Laurel: I traveled to Bergen, Norway only a few days before Thanksgiving for a horn lesson from a teacher at the Grieg Academy. It was a whirlwind weekend in a soaked, misty port town. Norway was an expensive country to visit, but I utilized the Bergen card, which gave me discounts on local attractions and certain restaurants in the area. I explored the Bergen Aquarium, took the funicular up one of seven mountains surrounding Bergen, and enjoyed a beautiful sunrise, the only day of three without rain. In May there is a seven-mountain marathon when hikers cover all seven surrounding mountains as a spring celebration.
Describe your favorite must-have food that you tried abroad.
Laurel: Vienna is famous for its pastries and coffee, so it?s certainly a requirement to explore cafes around the city. My favorite dessert was Sacher Torte, a delicious delicacy native of Vienna. They serve the most authentic and delicious version at Sacher cafe, but you can find reasonably priced pastries off the tourist route. In order to properly enjoy it, you must order some coffee beverage, since Vienna prides itself on coffee quality. I personally enjoyed the Bruner, which is espresso and whipped cream (Shlagobers).
Tell us about any interesting cultural tidbits you noticed about your country.
Laurel: Austrians do not politely wait their turn when ordering food or beverage at a counter, so be brave and jump ahead of those little old Austrian ladies! When you buy standing room tickets at any music hall, bring a scarf to secure your railing spot. Once you drape the scarf over the railing, no one can steal your place. Also, you always receive a glass of water with your coffee, but water is never complimentary otherwise.
In Austria, they are orderly about even escalators, so there's a side to stand leisurely and a side to walk up the stairs. Most locals seem to go out somewhere in the evening, even those with young children. I saw a couple with a stroller and a slumbering child at ten o?clock in the evening.
Where was your best photo taken and what was it of?

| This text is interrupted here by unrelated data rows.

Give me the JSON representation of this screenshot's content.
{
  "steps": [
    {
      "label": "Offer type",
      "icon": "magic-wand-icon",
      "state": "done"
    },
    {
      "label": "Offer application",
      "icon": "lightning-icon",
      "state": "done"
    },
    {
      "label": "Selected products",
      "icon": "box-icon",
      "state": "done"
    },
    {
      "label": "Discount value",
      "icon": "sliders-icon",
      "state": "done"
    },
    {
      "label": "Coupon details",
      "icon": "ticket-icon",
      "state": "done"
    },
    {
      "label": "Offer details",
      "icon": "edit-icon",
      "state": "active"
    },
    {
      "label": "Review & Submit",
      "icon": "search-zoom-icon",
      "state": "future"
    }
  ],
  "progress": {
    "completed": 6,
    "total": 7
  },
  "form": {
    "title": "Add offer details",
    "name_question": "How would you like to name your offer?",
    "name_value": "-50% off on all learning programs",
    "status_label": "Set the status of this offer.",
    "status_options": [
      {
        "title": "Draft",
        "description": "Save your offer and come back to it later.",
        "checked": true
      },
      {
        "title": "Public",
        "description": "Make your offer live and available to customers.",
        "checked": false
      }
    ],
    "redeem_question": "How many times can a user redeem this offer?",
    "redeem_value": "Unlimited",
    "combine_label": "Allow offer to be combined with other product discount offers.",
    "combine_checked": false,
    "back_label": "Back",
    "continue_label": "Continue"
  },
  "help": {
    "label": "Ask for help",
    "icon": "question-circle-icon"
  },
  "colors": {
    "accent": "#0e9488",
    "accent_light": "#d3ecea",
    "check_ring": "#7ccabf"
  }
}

Laurel: It was really hard to decide which picture was the best, since I took so many I loved! One of my favorites was when I rented a CityBike, one of the low cost transportation methods around town. You can sign up online for 1 Euro and then you have a way to bike around Vienna for free. There are many stations set up, so it's easy to return your bike anywhere around the town. I biked along the Danube and managed to snap a photo of the beautiful autumn sky and contrasting artistic graffiti along the banks. I nearly lost my camera while leaning over the railing, but it turned out to be a lovely shot!

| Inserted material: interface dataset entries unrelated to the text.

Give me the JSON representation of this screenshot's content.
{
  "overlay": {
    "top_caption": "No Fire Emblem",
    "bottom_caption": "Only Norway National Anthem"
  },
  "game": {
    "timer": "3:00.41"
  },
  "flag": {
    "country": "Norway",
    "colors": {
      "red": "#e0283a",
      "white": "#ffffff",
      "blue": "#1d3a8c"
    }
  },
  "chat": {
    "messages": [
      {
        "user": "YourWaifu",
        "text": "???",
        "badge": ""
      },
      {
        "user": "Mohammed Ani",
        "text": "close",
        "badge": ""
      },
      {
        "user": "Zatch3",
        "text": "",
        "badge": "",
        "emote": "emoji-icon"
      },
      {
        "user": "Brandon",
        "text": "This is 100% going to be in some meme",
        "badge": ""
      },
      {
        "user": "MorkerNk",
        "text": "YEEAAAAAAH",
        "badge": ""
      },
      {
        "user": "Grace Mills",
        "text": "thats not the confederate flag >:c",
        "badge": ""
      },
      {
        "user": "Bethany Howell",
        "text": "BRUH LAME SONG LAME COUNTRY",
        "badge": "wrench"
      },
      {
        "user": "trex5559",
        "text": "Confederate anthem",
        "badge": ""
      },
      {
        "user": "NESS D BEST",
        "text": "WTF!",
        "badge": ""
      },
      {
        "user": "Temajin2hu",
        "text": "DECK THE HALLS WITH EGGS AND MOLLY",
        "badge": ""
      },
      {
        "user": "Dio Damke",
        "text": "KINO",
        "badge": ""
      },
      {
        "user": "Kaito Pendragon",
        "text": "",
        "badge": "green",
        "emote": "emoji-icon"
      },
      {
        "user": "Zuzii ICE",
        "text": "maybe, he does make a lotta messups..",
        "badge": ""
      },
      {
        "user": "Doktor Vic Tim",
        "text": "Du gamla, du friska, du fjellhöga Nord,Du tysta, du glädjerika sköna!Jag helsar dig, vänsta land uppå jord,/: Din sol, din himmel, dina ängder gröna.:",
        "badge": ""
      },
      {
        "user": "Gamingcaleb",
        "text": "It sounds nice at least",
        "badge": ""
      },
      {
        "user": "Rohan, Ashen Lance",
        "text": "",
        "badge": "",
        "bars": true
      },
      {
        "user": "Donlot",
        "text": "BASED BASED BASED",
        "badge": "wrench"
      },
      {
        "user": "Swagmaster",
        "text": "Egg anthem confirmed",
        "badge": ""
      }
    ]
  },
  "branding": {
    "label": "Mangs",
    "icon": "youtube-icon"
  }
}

What is one piece of advice you'd give future IES students?
Laurel: You can never say how your study abroad experience will change you, so take the leap and go for it! All your preconceived excuses for not studying abroad can be discredited.There are many financial aid options out there and many methods of taking credits for your major at your host school.

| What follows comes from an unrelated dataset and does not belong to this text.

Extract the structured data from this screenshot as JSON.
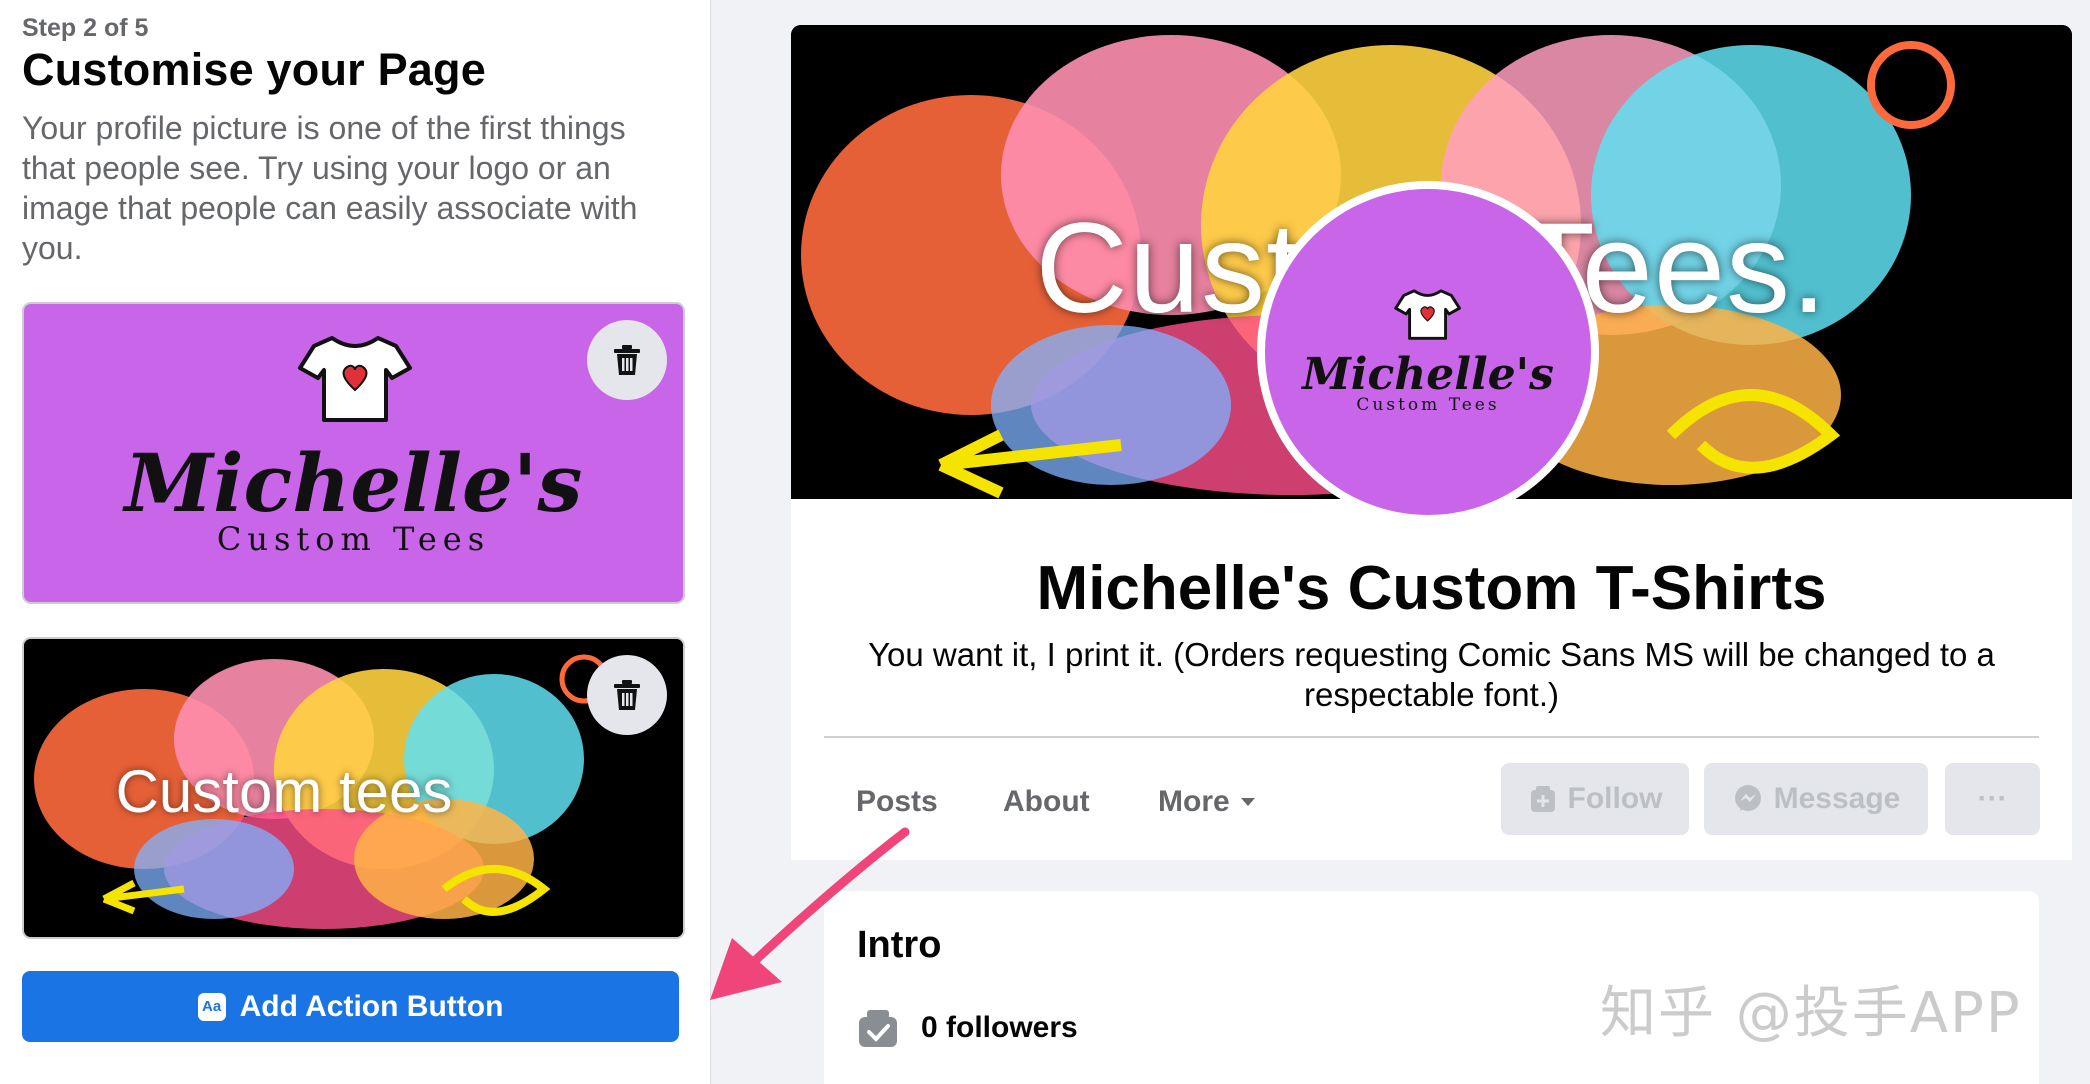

Don't be afraid of language barriers, because they only serve as challenges towards better understanding of your host language. I had only a semester of beginning level German prior to visiting Vienna, but I felt my language skills skyrocketed because of cultural immersion. Don't be afraid of making mistakes and always keep a sense of humor!